My twenty-year-old daughter just left for the airport to return to school in Portland, Oregon. We shared the most magical Thanksgiving weekend. In a short seventy-two hours we crammed in lots of FUN including Black Friday shopping, Christmas tree decorating, hiking, swimming, the annual Christmas family photo shoot in the desert, baking cookies, and watching movies. We even roasted marshmallows and made s’mores – all while spending quality time catching up on our very full lives.
“But wait, I’m not ready for you to leave,” I whispered to myself as she and my husband pulled out of the driveway towards the Phoenix airport. “There was so much more I had to say.”
There’s so much more to tell our kids, right? All the advice and the suggestions and the ideas we parents believe is so incredibly important to impart on our children. We know so much more then they do, right? Then I was reminded of this poem I memorized when I was her age so many years ago. At the time I thought it explained my entire life. It empowered me to pursue my dreams and take responsibility for my life. Isn’t that really all we want for our kids? It was written in 1926 by an Illinois lawyer and recorded by Les Crane. Right now, when I can think of a million things I would like to say, pearls of wisdom I believe she needs to hear, I read this poem and think, “This said it all to me back in the 70’s, maybe, just maybe this is all she needs to hear now in 2014.”
Desiderata – by Max Ehrman
Go placidly amid the noise and haste,
and remember what peace there may be in silence.
As far as possible, without surrender, be on good terms with all persons.
Speak your truth quietly and clearly; and listen to others,
even to the dull and ignorant; they too have their story.
Avoid loud and aggressive persons, they are vexations to the spirit.
If you compare yourself with others, you may become vain and bitter,
for always there will be greater and lesser persons than yourself.
Enjoy your achievements as well as your plans.

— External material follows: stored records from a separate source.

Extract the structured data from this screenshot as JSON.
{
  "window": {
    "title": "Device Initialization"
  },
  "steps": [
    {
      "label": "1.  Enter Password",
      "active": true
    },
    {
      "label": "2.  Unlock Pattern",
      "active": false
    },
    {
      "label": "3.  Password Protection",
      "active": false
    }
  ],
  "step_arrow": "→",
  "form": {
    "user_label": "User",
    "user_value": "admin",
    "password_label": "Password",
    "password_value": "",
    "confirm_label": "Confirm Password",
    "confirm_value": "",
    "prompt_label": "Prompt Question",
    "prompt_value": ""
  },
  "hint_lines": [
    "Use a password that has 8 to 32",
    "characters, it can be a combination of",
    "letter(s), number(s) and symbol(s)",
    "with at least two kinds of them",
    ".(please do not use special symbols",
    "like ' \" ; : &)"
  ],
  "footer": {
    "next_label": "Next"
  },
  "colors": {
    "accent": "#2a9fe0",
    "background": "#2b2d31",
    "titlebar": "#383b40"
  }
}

Keep interested in your own career, however humble;
it is a real possession in the changing fortunes of time.
Exercise caution in your business affairs,
for the world is full of trickery.
But let this not blind you to what virtue there is;
many persons strive for high ideals,
and everywhere life is full of heroism.
Be yourself. Especially do not feign affection.
Neither be cynical about love;
for in the face of all aridity and disenchantment
it is as perennial as the grass.
Take kindly the counsel of the years,
gracefully surrendering the things of youth.
Nurture strength of spirit to shield you in sudden misfortune.
But do not distress yourself with dark imaginings.
Many fears are born of fatigue and loneliness.
Beyond a wholesome discipline, be gentle with yourself.
You are a child of the universe no less than the trees and the stars;
you have a right to be here. And whether or not it is clear to you,
no doubt the universe is unfolding as it should.
Therefore be at peace with God, whatever you conceive Him to be.
And whatever your labors and aspirations,
in the noisy confusion of life, keep peace with your soul.
With all its sham, drudgery and broken dreams,
it is still a beautiful world.
Be cheerful. Strive to be happy.
To hear the original version go to: https://www.youtube.com/watch?v=PNq_DTmVCWs